PROBLEM TO SOLVE –
If a line in the records contains the word "script", count it; state the resulting number and nothing more.

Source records
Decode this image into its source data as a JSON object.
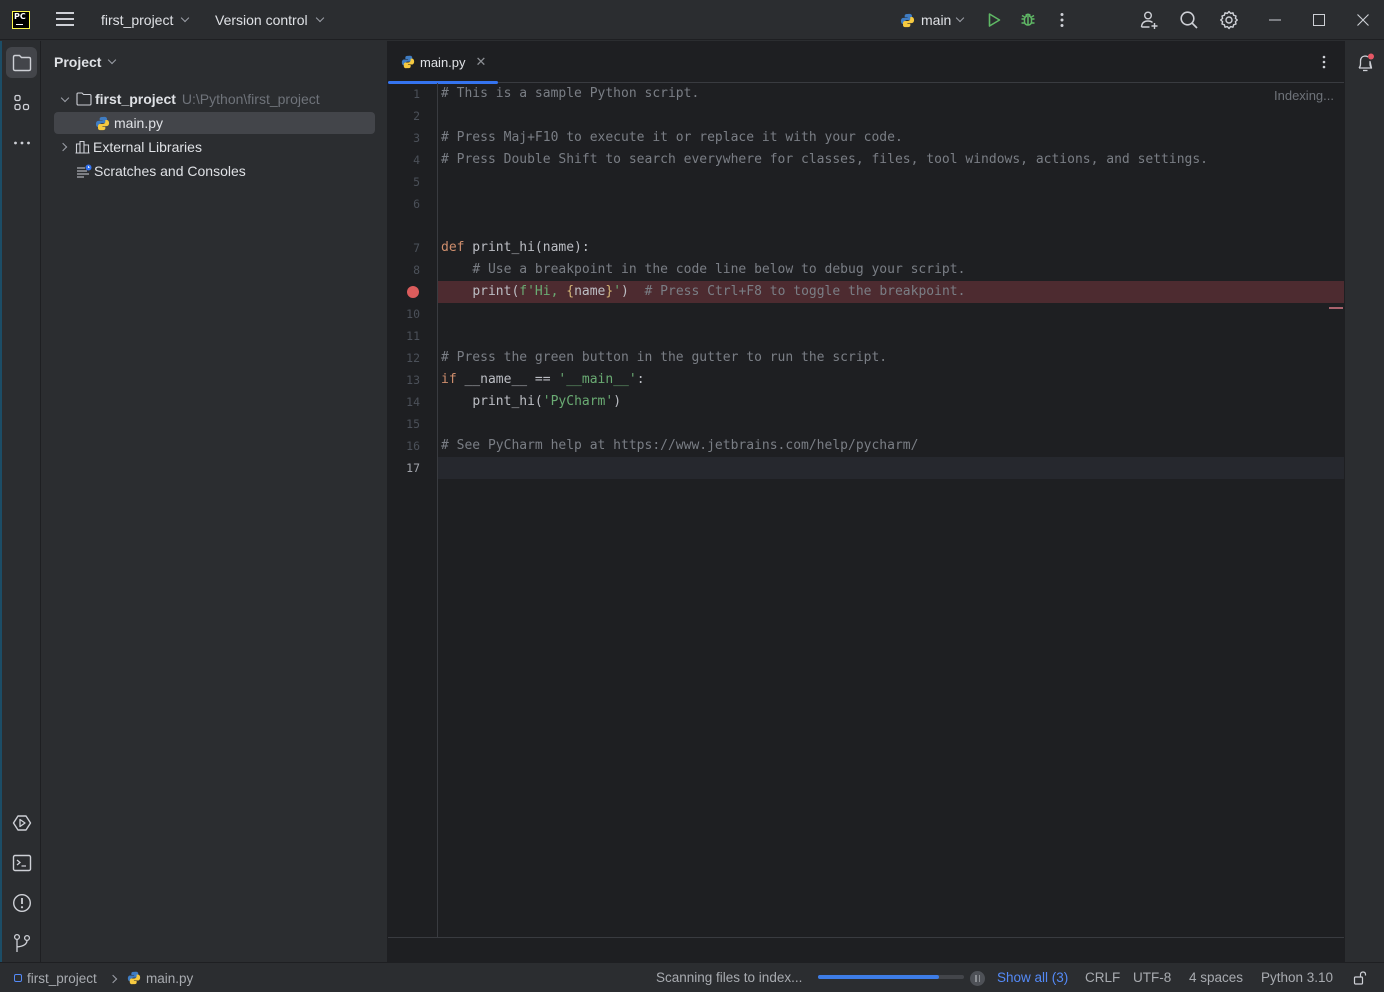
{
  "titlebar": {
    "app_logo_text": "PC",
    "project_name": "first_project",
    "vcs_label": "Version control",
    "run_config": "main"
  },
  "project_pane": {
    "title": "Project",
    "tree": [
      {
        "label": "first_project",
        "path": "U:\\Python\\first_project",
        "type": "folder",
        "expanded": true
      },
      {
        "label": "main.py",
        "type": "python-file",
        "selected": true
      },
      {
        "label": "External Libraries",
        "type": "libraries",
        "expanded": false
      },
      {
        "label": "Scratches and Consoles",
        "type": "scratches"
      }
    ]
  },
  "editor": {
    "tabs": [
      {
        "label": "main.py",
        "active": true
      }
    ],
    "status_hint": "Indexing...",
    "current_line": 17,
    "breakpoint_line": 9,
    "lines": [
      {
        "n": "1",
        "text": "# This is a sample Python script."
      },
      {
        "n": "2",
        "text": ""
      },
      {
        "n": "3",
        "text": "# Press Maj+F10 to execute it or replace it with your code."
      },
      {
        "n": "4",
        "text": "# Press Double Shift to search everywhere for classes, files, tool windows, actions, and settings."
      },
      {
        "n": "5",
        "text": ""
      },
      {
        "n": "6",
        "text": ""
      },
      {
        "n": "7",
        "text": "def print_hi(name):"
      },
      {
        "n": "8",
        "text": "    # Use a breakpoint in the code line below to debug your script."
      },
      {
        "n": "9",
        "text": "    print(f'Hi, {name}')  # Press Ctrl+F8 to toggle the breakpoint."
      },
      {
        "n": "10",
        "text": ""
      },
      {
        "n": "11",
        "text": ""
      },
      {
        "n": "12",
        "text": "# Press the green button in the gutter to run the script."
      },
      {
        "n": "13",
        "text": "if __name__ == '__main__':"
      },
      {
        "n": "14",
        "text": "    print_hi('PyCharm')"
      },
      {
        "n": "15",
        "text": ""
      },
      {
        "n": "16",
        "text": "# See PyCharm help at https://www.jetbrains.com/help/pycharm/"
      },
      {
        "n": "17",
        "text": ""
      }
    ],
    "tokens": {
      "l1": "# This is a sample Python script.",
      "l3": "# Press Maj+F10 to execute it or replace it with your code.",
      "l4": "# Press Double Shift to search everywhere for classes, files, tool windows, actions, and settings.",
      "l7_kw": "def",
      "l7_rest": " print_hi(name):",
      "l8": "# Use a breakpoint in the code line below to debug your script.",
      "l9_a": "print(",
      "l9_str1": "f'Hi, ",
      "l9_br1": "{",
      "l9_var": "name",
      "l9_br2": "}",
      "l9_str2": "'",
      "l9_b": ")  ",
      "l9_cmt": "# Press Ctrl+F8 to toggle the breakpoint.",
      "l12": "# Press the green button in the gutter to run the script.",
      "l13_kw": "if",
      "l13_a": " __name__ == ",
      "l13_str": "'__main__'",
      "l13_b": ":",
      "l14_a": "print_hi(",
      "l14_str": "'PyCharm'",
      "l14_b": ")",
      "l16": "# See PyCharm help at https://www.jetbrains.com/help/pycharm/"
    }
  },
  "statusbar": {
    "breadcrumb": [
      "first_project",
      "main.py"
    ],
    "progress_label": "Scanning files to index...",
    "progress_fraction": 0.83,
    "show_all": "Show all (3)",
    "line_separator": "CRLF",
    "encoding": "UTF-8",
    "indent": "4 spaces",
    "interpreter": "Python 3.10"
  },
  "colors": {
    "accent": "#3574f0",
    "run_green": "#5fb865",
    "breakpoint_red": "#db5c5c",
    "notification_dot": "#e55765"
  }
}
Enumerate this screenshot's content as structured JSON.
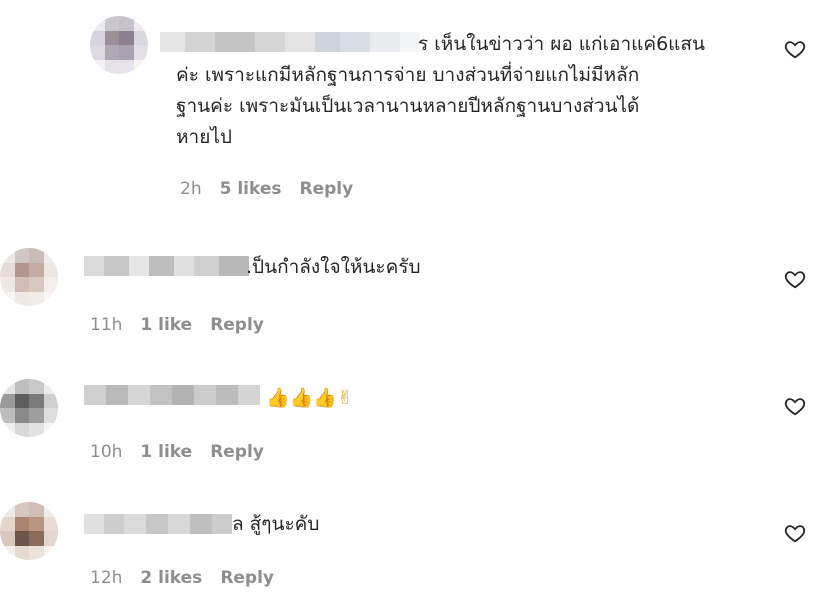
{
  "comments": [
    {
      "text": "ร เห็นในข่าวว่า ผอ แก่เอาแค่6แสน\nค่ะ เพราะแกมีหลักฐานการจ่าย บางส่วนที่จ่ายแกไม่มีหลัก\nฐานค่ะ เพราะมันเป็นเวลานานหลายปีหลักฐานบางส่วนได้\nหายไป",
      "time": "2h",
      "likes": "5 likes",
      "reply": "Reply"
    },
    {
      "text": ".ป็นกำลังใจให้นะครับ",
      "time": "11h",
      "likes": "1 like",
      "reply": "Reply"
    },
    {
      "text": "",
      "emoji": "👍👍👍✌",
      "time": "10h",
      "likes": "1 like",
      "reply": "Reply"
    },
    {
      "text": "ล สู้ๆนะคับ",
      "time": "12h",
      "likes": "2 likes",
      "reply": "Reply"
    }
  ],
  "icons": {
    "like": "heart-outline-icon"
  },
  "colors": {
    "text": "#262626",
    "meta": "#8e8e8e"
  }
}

REPLY –
6